Brian Talley with his two daughters, Elizabeth and Olivia.
Interview with Brian Talley, Talley Vineyards
Wine History Presentation at SLO Museum of Art, March 3, 2019
Why was the Fund for Vineyard and Farm Workers started?
Johnine Talley and I created the Fund for Vineyard and Farm Workers back in 2004 for a couple of reasons. First, Archie McLaren of the Central Coast Wine Classic had developed a program of philanthropy to support various local charities in San Luis Obispo and Santa Barbara Counties. I thought it would be a good idea to start directing some of that money to farm workers (which is what they do with money at the Napa Valley Auction) because the farm workers are what make our industry, and all of agriculture and farming possible. As we looked into it, we learned that there was no charity at that time that focused on our local farm worker community. Second, my wife Johnine has had an interest and commitment to philanthropy and was serving on the Board of Directors for the Community Foundation. We agreed that this would be a way to merge our interests in supporting this vital, underserved community. As we considered the issues and challenges of establishing a non-profit, we agreed that it would be easier and better for us to do this under the Community Foundation umbrella. We also appreciated the truly sustainable aspect of an endowment—the Fund will live on in perpetuity.
We made an initial donation to get things started, but the big shot in the arm came when the Fund for Vineyard and Farm Workers was chosen as the Fund a Need lot for the 2005 Central Coast Wine Classic. We raised $50,000 in about 15 minutes. More recently, the fund was again chosen as a beneficiary for the 2017 Central Coast Wine Classic, and the contribution earned nearly $150,000 for the Fund a Need Lot.
How does the Fund for Vineyard and Farm Workers distribute funds?
One of the common misconceptions of the program is that it is to benefit our employees—that is not the case. The fund is part of the larger Community Foundation of San Luis Obispo County endowment. Grants are given to charities that benefit the farm worker community in San Luis Obispo County. These charities must be registered as tax-exempt 501c(3) organizations to be eligible for consideration. As of today, the current balance of the Fund is $819,000. Since 2006, the Fund for Vineyard and Farm Workers has donated over $165,000 to local non-profit and charity organizations.

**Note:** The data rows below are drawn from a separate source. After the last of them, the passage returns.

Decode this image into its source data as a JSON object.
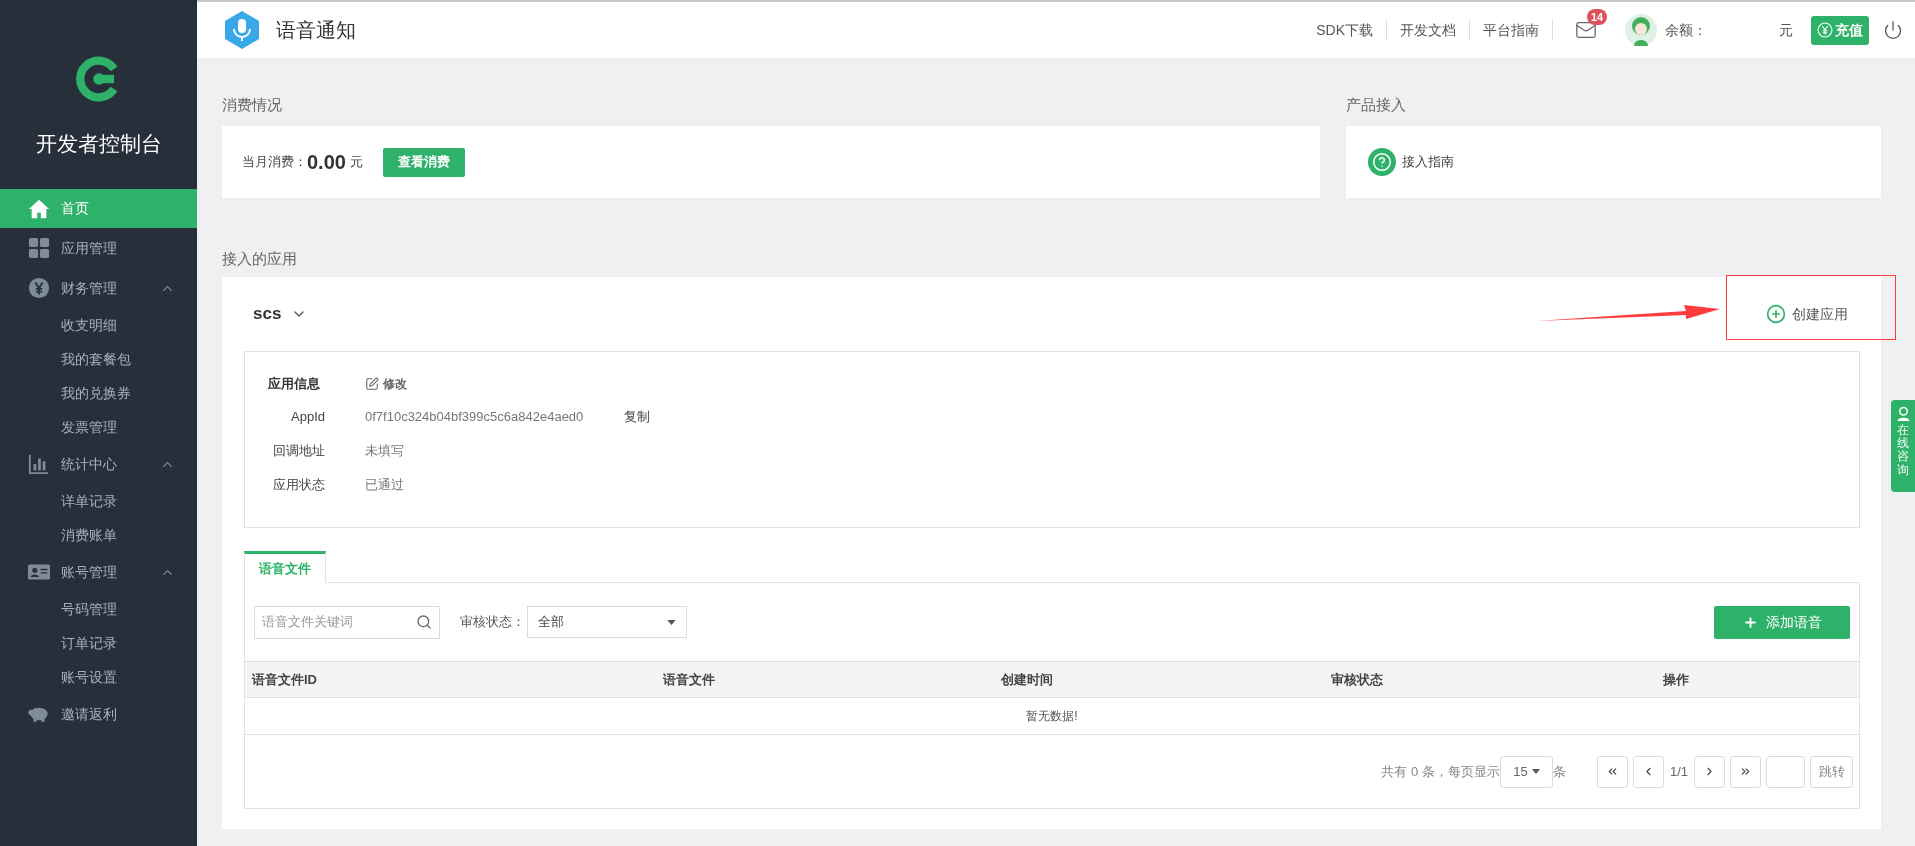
{
  "sidebar": {
    "title": "开发者控制台",
    "items": [
      {
        "label": "首页",
        "selected": true
      },
      {
        "label": "应用管理",
        "selected": false
      },
      {
        "label": "财务管理",
        "selected": false,
        "expanded": true,
        "children": [
          {
            "label": "收支明细",
            "selected": false
          },
          {
            "label": "我的套餐包",
            "selected": false
          },
          {
            "label": "我的兑换券",
            "selected": false
          },
          {
            "label": "发票管理",
            "selected": false
          }
        ]
      },
      {
        "label": "统计中心",
        "selected": false,
        "expanded": true,
        "children": [
          {
            "label": "详单记录",
            "selected": false
          },
          {
            "label": "消费账单",
            "selected": false
          }
        ]
      },
      {
        "label": "账号管理",
        "selected": false,
        "expanded": true,
        "children": [
          {
            "label": "号码管理",
            "selected": false
          },
          {
            "label": "订单记录",
            "selected": false
          },
          {
            "label": "账号设置",
            "selected": false
          }
        ]
      },
      {
        "label": "邀请返利",
        "selected": false
      }
    ]
  },
  "header": {
    "title": "语音通知",
    "links": [
      "SDK下载",
      "开发文档",
      "平台指南"
    ],
    "mail_badge": "14",
    "balance_label": "余额：",
    "balance_unit": "元",
    "recharge": "充值"
  },
  "consumption": {
    "title": "消费情况",
    "label": "当月消费：",
    "amount": "0.00",
    "unit": "元",
    "button": "查看消费"
  },
  "product": {
    "title": "产品接入",
    "link": "接入指南"
  },
  "apps": {
    "title": "接入的应用",
    "app_name": "scs",
    "create_button": "创建应用",
    "info": {
      "title": "应用信息",
      "edit": "修改",
      "fields": [
        {
          "label": "AppId",
          "value": "0f7f10c324b04bf399c5c6a842e4aed0",
          "action": "复制"
        },
        {
          "label": "回调地址",
          "value": "未填写"
        },
        {
          "label": "应用状态",
          "value": "已通过"
        }
      ]
    },
    "tabs": [
      {
        "label": "语音文件",
        "selected": true
      }
    ],
    "search": {
      "placeholder": "语音文件关键词"
    },
    "status_filter": {
      "label": "审核状态：",
      "value": "全部"
    },
    "add_button": "添加语音",
    "table": {
      "columns": [
        "语音文件ID",
        "语音文件",
        "创建时间",
        "审核状态",
        "操作"
      ],
      "empty": "暂无数据!"
    },
    "pagination": {
      "summary": "共有 0 条，每页显示",
      "page_size": "15",
      "unit": "条",
      "page": "1/1",
      "jump": "跳转"
    }
  },
  "consult": "在线咨询"
}
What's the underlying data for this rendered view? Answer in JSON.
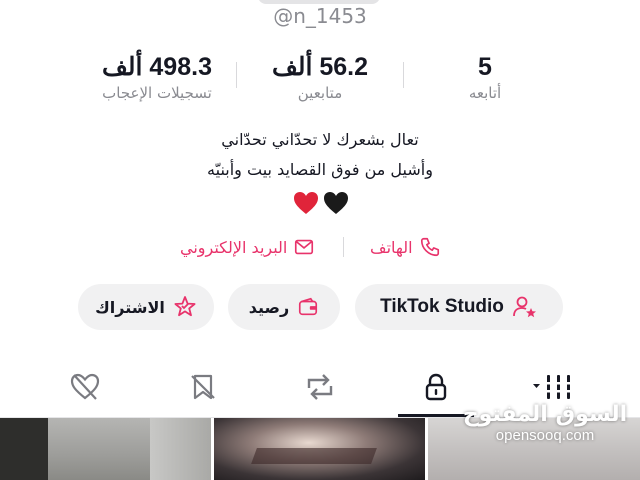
{
  "profile": {
    "username": "@n_1453",
    "bio_line1": "تعال بشعرك لا تحدّاني تحدّاني",
    "bio_line2": "وأشيل من فوق القصايد بيت وأبنيّه"
  },
  "stats": {
    "likes": {
      "value": "498.3 ألف",
      "label": "تسجيلات الإعجاب"
    },
    "followers": {
      "value": "56.2 ألف",
      "label": "متابعين"
    },
    "following": {
      "value": "5",
      "label": "أتابعه"
    }
  },
  "contacts": {
    "phone_label": "الهاتف",
    "email_label": "البريد الإلكتروني"
  },
  "buttons": {
    "studio_label": "TikTok Studio",
    "balance_label": "رصيد",
    "subscription_label": "الاشتراك"
  },
  "tabs": [
    "videos-grid",
    "private",
    "reposts",
    "favorites",
    "liked"
  ],
  "watermark": {
    "arabic": "السوق المفتوح",
    "latin": "opensooq.com"
  },
  "colors": {
    "accent": "#e8336b",
    "text": "#161823",
    "muted": "#8a8b91",
    "button_bg": "#f1f1f2"
  }
}
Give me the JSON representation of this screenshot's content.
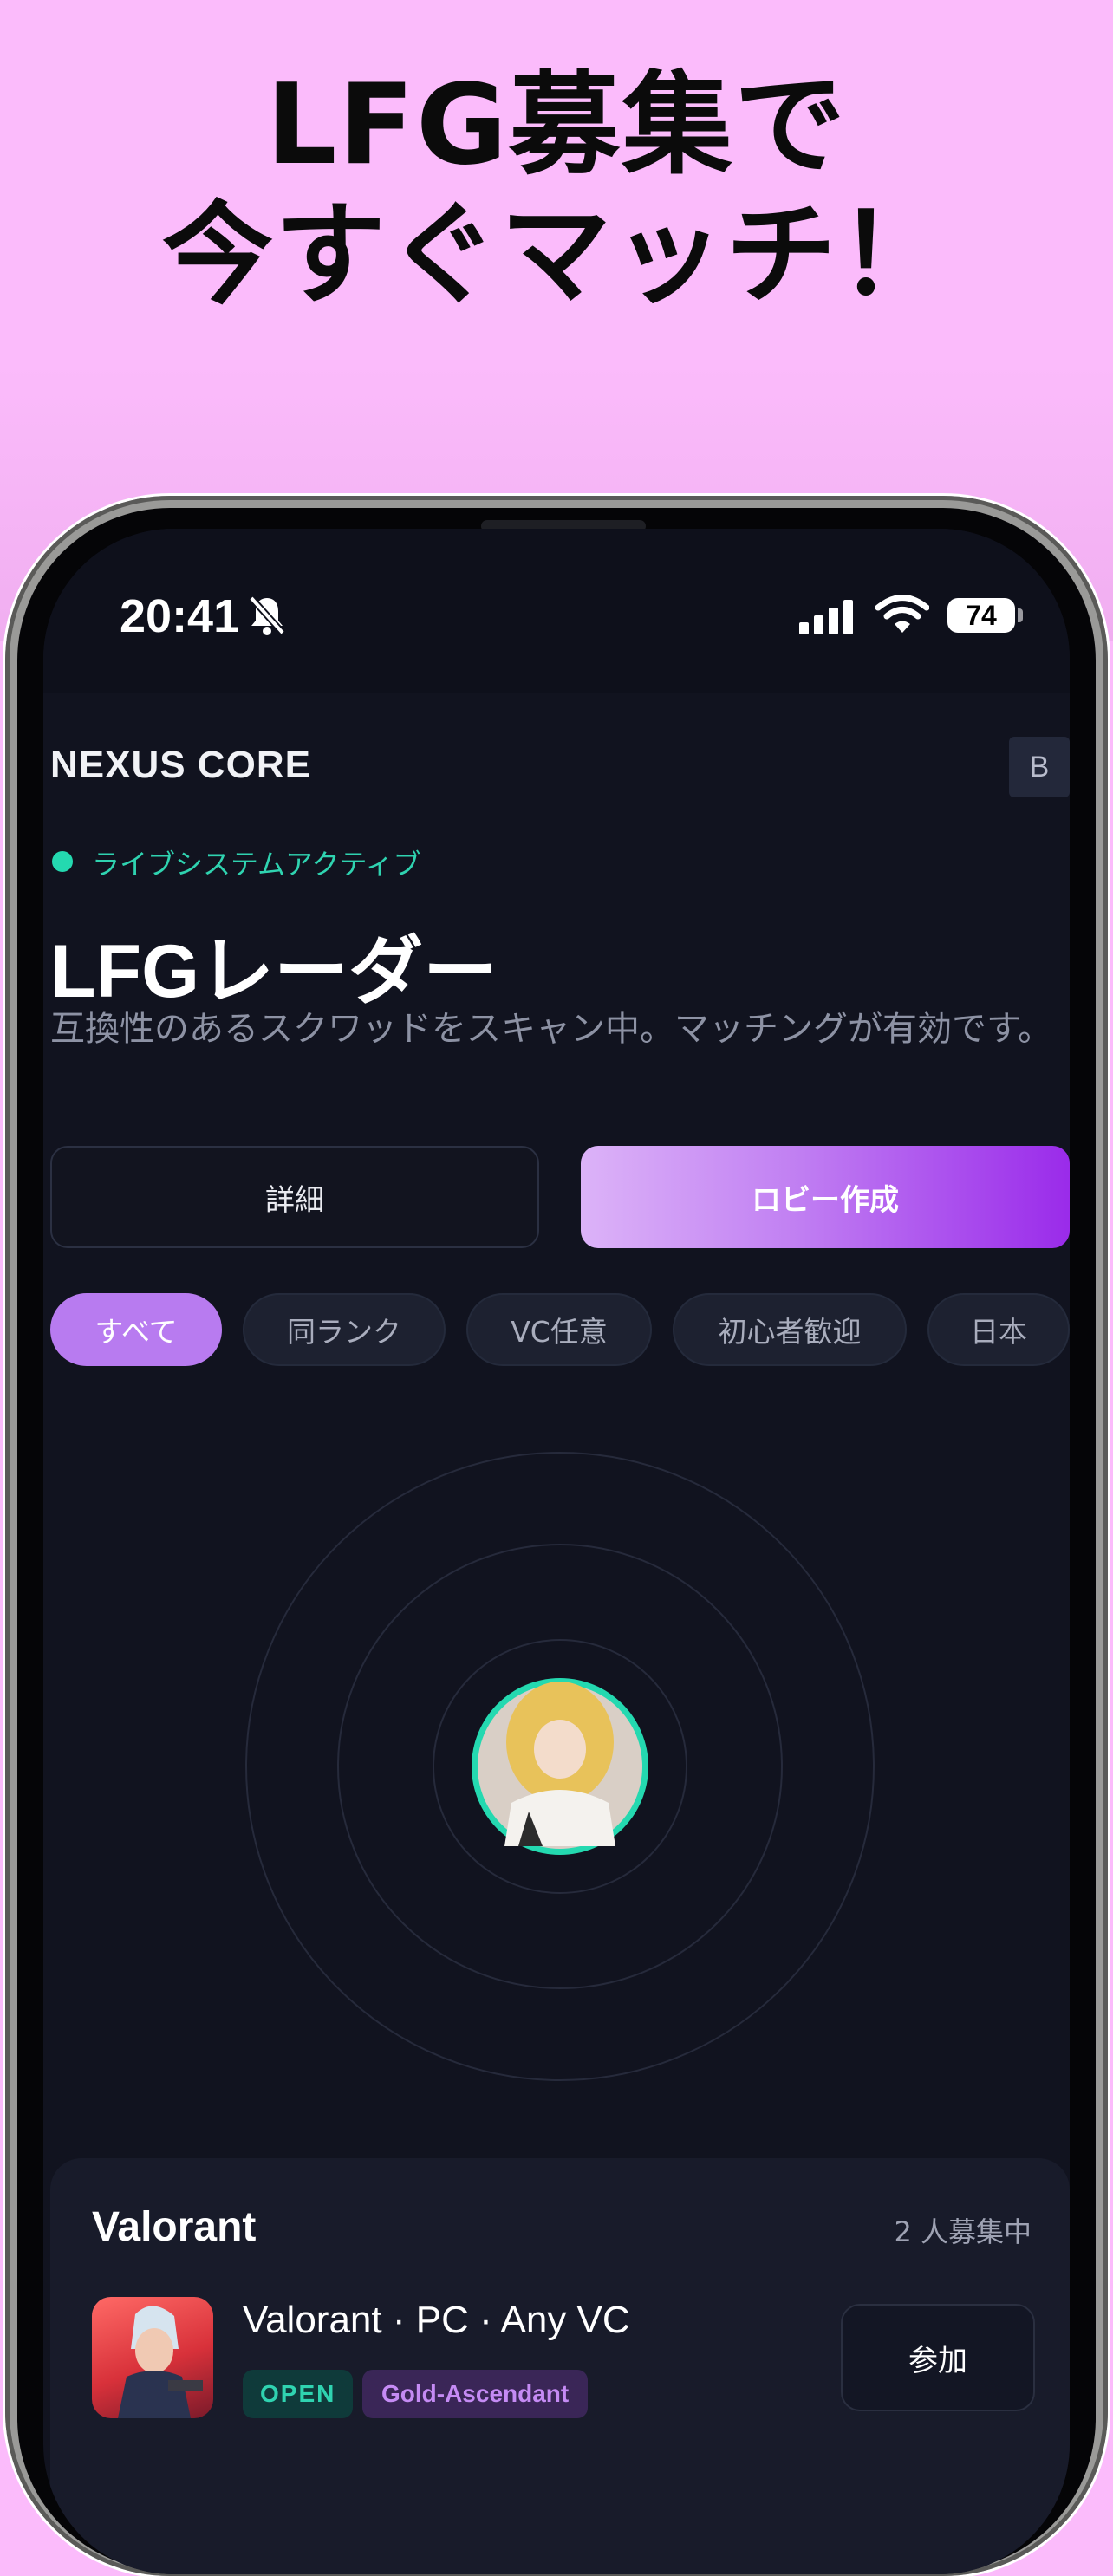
{
  "promo": {
    "line1": "LFG募集で",
    "line2": "今すぐマッチ！"
  },
  "status_bar": {
    "time": "20:41",
    "battery": "74"
  },
  "header": {
    "app_name": "NEXUS CORE",
    "avatar_initial": "B"
  },
  "hero": {
    "status_label": "ライブシステムアクティブ",
    "title": "LFGレーダー",
    "subtitle": "互換性のあるスクワッドをスキャン中。マッチングが有効です。"
  },
  "actions": {
    "details_label": "詳細",
    "create_lobby_label": "ロビー作成"
  },
  "filters": [
    {
      "label": "すべて",
      "active": true
    },
    {
      "label": "同ランク",
      "active": false
    },
    {
      "label": "VC任意",
      "active": false
    },
    {
      "label": "初心者歓迎",
      "active": false
    },
    {
      "label": "日本",
      "active": false
    }
  ],
  "lobby_card": {
    "game": "Valorant",
    "recruiting": "2 人募集中",
    "details": "Valorant · PC · Any VC",
    "status_tag": "OPEN",
    "rank_tag": "Gold-Ascendant",
    "join_label": "参加"
  },
  "colors": {
    "accent": "#b87bf0",
    "live": "#24d9b0",
    "background": "#11131f",
    "promo_bg": "#fbbbfb"
  }
}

Our newest initiative, which we started this past year, is a $10,000 scholarship for the sons and daughters of Farm Workers who work in San Luis Obispo County. We had 20 applicants and hope to have a recipient chosen in the next few weeks.
How was the name Mano Tinta selected?
As we started thinking about ways to support the fund on an ongoing basis, it occurred to us that creating a charity wine would be a great way to do this. Our cellar master at the time Jose Cuevas, came up with the name Mano Tinta, which translates from Spanish as “Ink Hand.” It turns out that mano has various connotations as a slang term, meaning “by the hand” or “together.” Jose told me that he meant “lending a hand” when he thought of the name. The name is also a play on vino tinto, which means red wine.
The first label and vintage was designed in 2014 and was painted by Jose Juan Rico, who lived in a house at the foot of the Rincon Vineyard and who at the time was a fourth grader at Branch Elementary School. Jose is the son of a longtime employee. When they showed us his work “El Vinedo” (The Vineyard) it just seemed perfect for the label.
Are there other businesses that support the Mano Tinta Project?
The first vintage of Mano Tinta was truly a collaborative effort—grapes were donated from various vineyards and wineries, and we donated the labor to make the wine. Virtually all of the other materials were donated. Over the years, many wineries, vineyards and vendors have contributed to the effort. Participating wineries include: Ancient Peaks, Sinor-LaVallee Vineyards, Ranchita Canyon Vineyards, Wolff Vineyards and Laetitia Vineyard and Winery. The Mano Tinta project generates about $30K annually for the Fund. As such, it is the single largest source of financial support.
How did the Mano Tinta Art Contest begin?
The first year of the art contest to create the label was around 2007. While all of us loved the original artwork, we thought the art contest would be a great way to engage our local community and bring more awareness to the project. Our goal is to choose artwork that captures the spirit and dedication of farm and vineyard workers to their craft. Last year, we received 31 submissions. In February, the 2019 art contest kicked off, and submissions were collected through the month of March. We’ve had all the artwork submitted on display at the Talley Vineyards tasting room, and we’ve conducted voting by the public throughout the month of April. We anticipate making the selection for the final artwork in May. Our most recent selection came from Bob Garner, a long time customer and supporter and avid photographer. It features an image he shot, then manipulated digitally. Over the years, most of the winning submissions have been paintings or other handcrafted original pieces of art, so this was a new style of artwork submitted.